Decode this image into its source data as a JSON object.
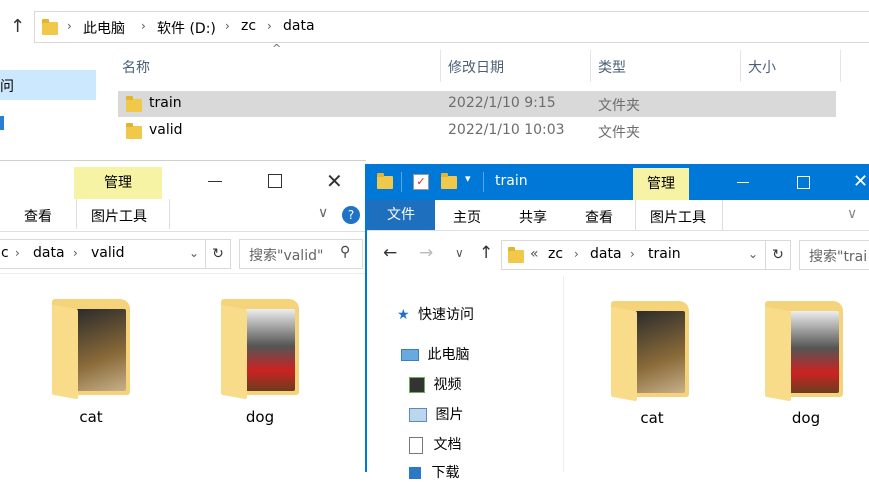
{
  "top": {
    "breadcrumb": [
      "此电脑",
      "软件 (D:)",
      "zc",
      "data"
    ],
    "columns": [
      "名称",
      "修改日期",
      "类型",
      "大小"
    ],
    "rows": [
      {
        "name": "train",
        "date": "2022/1/10 9:15",
        "type": "文件夹"
      },
      {
        "name": "valid",
        "date": "2022/1/10 10:03",
        "type": "文件夹"
      }
    ],
    "sidebar_partial": "问"
  },
  "left": {
    "manage_label": "管理",
    "tabs": [
      "查看",
      "图片工具"
    ],
    "breadcrumb": [
      "c",
      "data",
      "valid"
    ],
    "search_placeholder": "搜索\"valid\"",
    "items": [
      {
        "label": "cat"
      },
      {
        "label": "dog"
      }
    ]
  },
  "right": {
    "title": "train",
    "manage_label": "管理",
    "tabs": [
      "文件",
      "主页",
      "共享",
      "查看",
      "图片工具"
    ],
    "breadcrumb": [
      "«",
      "zc",
      "data",
      "train"
    ],
    "search_placeholder": "搜索\"trai",
    "nav": [
      "快速访问",
      "此电脑",
      "视频",
      "图片",
      "文档",
      "下载"
    ],
    "items": [
      {
        "label": "cat"
      },
      {
        "label": "dog"
      }
    ]
  },
  "colors": {
    "accent": "#0078d7",
    "selected_row": "#d9d9d9",
    "manage_bg": "#f7f3a5"
  }
}
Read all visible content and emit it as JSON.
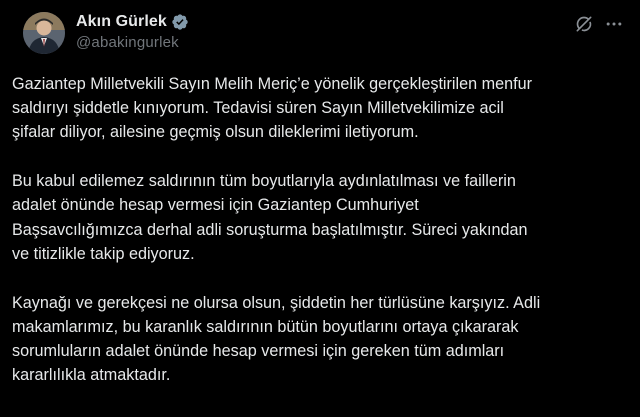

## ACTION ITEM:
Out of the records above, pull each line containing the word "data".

## OUTPUT OF THE TASK:
Decode this image into its source data as a JSON object.
      "data"
      "data",
      "data",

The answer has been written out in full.